Growers save local park
Farmers work to preserve part of rural America.
When Washington State closed the only public access park and boating facility for a 50-mile stretch along the Columbia River, a group of growers spearheaded efforts to reopen the park. Three years later, the nonprofit group is working to bring the park under county auspices and develop a master plan for its continuance.
Crow Butte Park, near Paterson, Washington, was one of several parks closed in the fall of 2002 due to state budget shortfalls. The U.S. Corps of Engineers originally built the 1,300-acre park, with freshwater shoreline and swimming beach, boat basin and docks, and 50 full-hookup camping sites, in the late 1970s.
Crow Butte, once a hill named after the homesteading Crow family, became an island after the corps built the John Day Dam and flooded the Columbia River. The park is one of many stops on the Lewis and Clark Trail.
“It was state run for about 25 years, but the state did zero for capital improvements,” said Bob Brown, park manager since Crow Butte’s reopening in August 2003. “It probably cost the federal government around $20 million to build in the 1970s. The corps didn’t want to run it, and the state didn’t want to run it. After the Indian tribes declined to run it, it was then up to a public group to save it.”
A community group petitioned the state to reopen the park, but to no avail.
“The only way to open it was to form an entity,” said Brown.
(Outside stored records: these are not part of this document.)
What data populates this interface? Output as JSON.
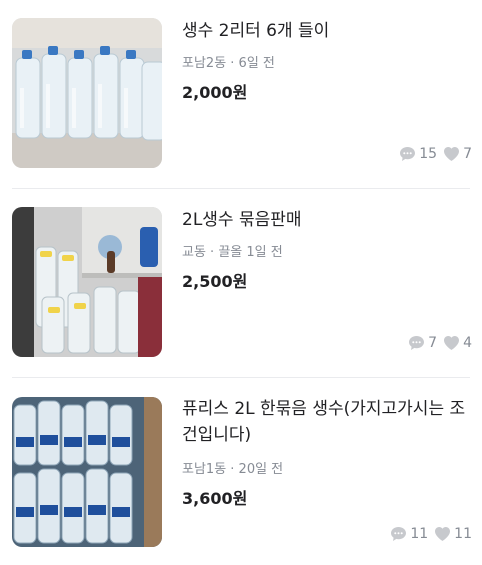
{
  "items": [
    {
      "title": "생수 2리터 6개 들이",
      "meta": "포남2동 · 6일 전",
      "price": "2,000원",
      "chats": "15",
      "likes": "7",
      "image": "water-bottles-pack-photo"
    },
    {
      "title": "2L생수 묶음판매",
      "meta": "교동 · 끌올 1일 전",
      "price": "2,500원",
      "chats": "7",
      "likes": "4",
      "image": "water-bottles-in-cabinet-photo"
    },
    {
      "title": "퓨리스 2L 한묶음 생수(가지고가시는 조건입니다)",
      "meta": "포남1동 · 20일 전",
      "price": "3,600원",
      "chats": "11",
      "likes": "11",
      "image": "water-bottles-stack-photo"
    }
  ],
  "icons": {
    "chat": "chat-bubble-icon",
    "like": "heart-icon"
  },
  "colors": {
    "text": "#212124",
    "muted": "#868b94",
    "divider": "#eaebee",
    "icon": "#c7c9cd"
  }
}
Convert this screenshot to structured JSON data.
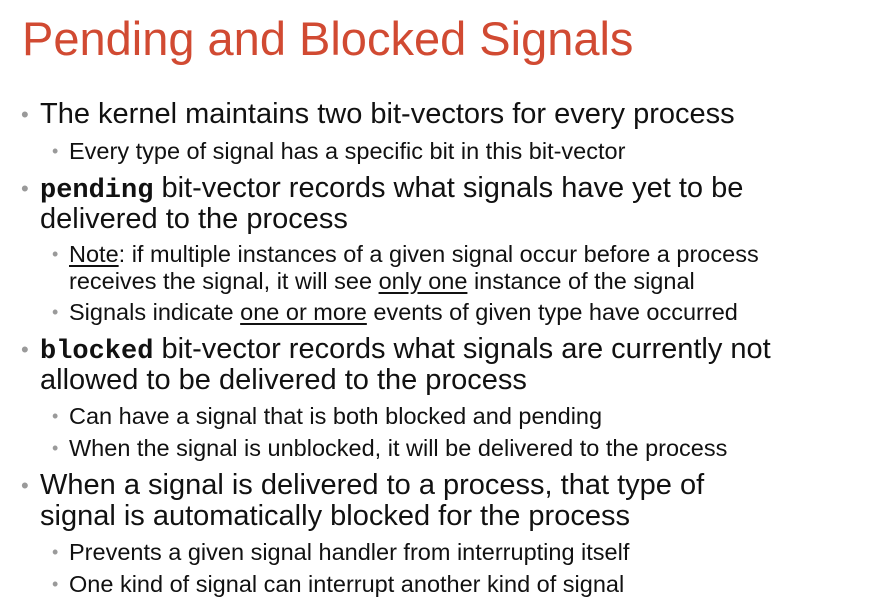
{
  "slide": {
    "title": "Pending and Blocked Signals",
    "colors": {
      "title": "#d14a32",
      "bullet": "#9a9a9a",
      "text": "#111111"
    },
    "bullets": {
      "b1": {
        "text": "The kernel maintains two bit-vectors for every process",
        "sub1": "Every type of signal has a specific bit in this bit-vector"
      },
      "b2": {
        "code": "pending",
        "line1_rest": " bit-vector records what signals have yet to be",
        "line2": "delivered to the process",
        "sub1": {
          "note": "Note",
          "line1_rest": ":  if multiple instances of a given signal occur before a process",
          "line2_pre": "receives the signal, it will see ",
          "line2_u": "only one",
          "line2_post": " instance of the signal"
        },
        "sub2": {
          "pre": "Signals indicate ",
          "u": "one or more",
          "post": " events of given type have occurred"
        }
      },
      "b3": {
        "code": "blocked",
        "line1_rest": " bit-vector records what signals are currently not",
        "line2": "allowed to be delivered to the process",
        "sub1": "Can have a signal that is both blocked and pending",
        "sub2": "When the signal is unblocked, it will be delivered to the process"
      },
      "b4": {
        "line1": "When a signal is delivered to a process, that type of",
        "line2": "signal is automatically blocked for the process",
        "sub1": "Prevents a given signal handler from interrupting itself",
        "sub2": "One kind of signal can interrupt another kind of signal"
      }
    }
  }
}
That’s when six area farming companies and several individual growers came to the rescue. Alder Ridge Vineyards, Champoux Vineyards, Pioneer Hay, Paterson Onion, Inc., Mercer Canyon, Inc., Sandpiper Farms, and vineyardists like Mimi Nye and Doug Gore, worked together to create the Crow Butte Park Association, a nonprofit group that negotiated a contract with the corps to run the park.
Brown, former vineyard manager at Canoe Ridge Vineyard and private consultant for vineyards in the Walla Walla Valley, was hired by the park association’s board of directors to help run and manage the park.
The local farmers have been very supportive in providing labor and equipment needed for park maintenance, he noted.
“It’s a community service deal,” said Brown in describing his transition from viticulture to park management.
In the last year, the park generated $90,000 from usage revenue and fund raising activities, according to Brown. But it costs around $120,000 to keep it open, and that’s without any capital improvements.
“We are looking to turn the nonprofit group into some type of government entity like a park district or part of a county municipality because unless you are a municipality, you don’t qualify for grants that are available for economic development, capital improvements, maintenance, or acquisition.”
The park association is working with Benton County to find another way to keep it running. The group is seeking $35,000 in county funds to develop a master plan for the park, addressing a permanent governing body, longevity of the park, and capital improvements.
The goal of the park association is to turn Crow Butte Park into a centerpiece for annual community events as well as a destination for visitors in the area. It is a natural fit as a venue promoting the vineyards and wineries of Horse Heaven Hills, the local wine appellation, Brown added.
“Our message is that rural America is losing a lot of these kinds of things and places,” he said, explaining that the park is centrally located to serve as a community center where local events and activities are held.
“It’s somewhat similar to the grange centers that were once popular in the 1950s, but are now disappearing. Rural areas are losing their community centers and structures.”